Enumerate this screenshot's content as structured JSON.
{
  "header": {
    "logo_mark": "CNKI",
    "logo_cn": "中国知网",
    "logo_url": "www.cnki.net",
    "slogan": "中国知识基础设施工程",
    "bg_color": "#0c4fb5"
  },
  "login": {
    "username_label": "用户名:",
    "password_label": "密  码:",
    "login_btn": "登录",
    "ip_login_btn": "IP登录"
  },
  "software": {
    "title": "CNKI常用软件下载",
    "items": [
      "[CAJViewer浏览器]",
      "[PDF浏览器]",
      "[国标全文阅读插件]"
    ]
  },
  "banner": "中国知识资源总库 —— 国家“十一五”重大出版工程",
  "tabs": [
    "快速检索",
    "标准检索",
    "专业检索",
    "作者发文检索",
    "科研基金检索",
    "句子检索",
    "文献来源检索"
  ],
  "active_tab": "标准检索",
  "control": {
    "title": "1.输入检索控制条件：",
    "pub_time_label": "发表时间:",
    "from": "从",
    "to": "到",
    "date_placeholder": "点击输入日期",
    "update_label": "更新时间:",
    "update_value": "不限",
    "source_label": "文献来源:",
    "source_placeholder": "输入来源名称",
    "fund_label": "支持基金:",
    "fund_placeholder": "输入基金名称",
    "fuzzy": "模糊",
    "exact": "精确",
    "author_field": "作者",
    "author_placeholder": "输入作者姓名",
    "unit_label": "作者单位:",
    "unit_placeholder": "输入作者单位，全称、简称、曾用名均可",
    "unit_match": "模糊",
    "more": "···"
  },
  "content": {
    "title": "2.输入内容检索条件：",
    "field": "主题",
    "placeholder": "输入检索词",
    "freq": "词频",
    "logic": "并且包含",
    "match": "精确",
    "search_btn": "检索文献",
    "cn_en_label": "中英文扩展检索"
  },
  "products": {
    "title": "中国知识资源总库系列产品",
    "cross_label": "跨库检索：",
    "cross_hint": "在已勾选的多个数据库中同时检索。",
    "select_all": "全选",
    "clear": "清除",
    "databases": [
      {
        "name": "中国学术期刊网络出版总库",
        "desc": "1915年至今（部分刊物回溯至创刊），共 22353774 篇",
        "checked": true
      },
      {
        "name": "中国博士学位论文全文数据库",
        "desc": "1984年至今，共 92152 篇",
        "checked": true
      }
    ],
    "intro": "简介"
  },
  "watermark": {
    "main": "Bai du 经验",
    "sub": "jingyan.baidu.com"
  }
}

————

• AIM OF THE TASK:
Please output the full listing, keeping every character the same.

• YOUR SOLUTION:
Enumerate this screenshot's content as structured JSON.
{
  "header": {
    "logo_mark": "CNKI",
    "logo_cn": "中国知网",
    "logo_url": "www.cnki.net",
    "slogan": "中国知识基础设施工程",
    "bg_color": "#0c4fb5"
  },
  "login": {
    "username_label": "用户名:",
    "password_label": "密  码:",
    "login_btn": "登录",
    "ip_login_btn": "IP登录"
  },
  "software": {
    "title": "CNKI常用软件下载",
    "items": [
      "[CAJViewer浏览器]",
      "[PDF浏览器]",
      "[国标全文阅读插件]"
    ]
  },
  "banner": "中国知识资源总库 —— 国家“十一五”重大出版工程",
  "tabs": [
    "快速检索",
    "标准检索",
    "专业检索",
    "作者发文检索",
    "科研基金检索",
    "句子检索",
    "文献来源检索"
  ],
  "active_tab": "标准检索",
  "control": {
    "title": "1.输入检索控制条件：",
    "pub_time_label": "发表时间:",
    "from": "从",
    "to": "到",
    "date_placeholder": "点击输入日期",
    "update_label": "更新时间:",
    "update_value": "不限",
    "source_label": "文献来源:",
    "source_placeholder": "输入来源名称",
    "fund_label": "支持基金:",
    "fund_placeholder": "输入基金名称",
    "fuzzy": "模糊",
    "exact": "精确",
    "author_field": "作者",
    "author_placeholder": "输入作者姓名",
    "unit_label": "作者单位:",
    "unit_placeholder": "输入作者单位，全称、简称、曾用名均可",
    "unit_match": "模糊",
    "more": "···"
  },
  "content": {
    "title": "2.输入内容检索条件：",
    "field": "主题",
    "placeholder": "输入检索词",
    "freq": "词频",
    "logic": "并且包含",
    "match": "精确",
    "search_btn": "检索文献",
    "cn_en_label": "中英文扩展检索"
  },
  "products": {
    "title": "中国知识资源总库系列产品",
    "cross_label": "跨库检索：",
    "cross_hint": "在已勾选的多个数据库中同时检索。",
    "select_all": "全选",
    "clear": "清除",
    "databases": [
      {
        "name": "中国学术期刊网络出版总库",
        "desc": "1915年至今（部分刊物回溯至创刊），共 22353774 篇",
        "checked": true
      },
      {
        "name": "中国博士学位论文全文数据库",
        "desc": "1984年至今，共 92152 篇",
        "checked": true
      }
    ],
    "intro": "简介"
  },
  "watermark": {
    "main": "Bai du 经验",
    "sub": "jingyan.baidu.com"
  }
}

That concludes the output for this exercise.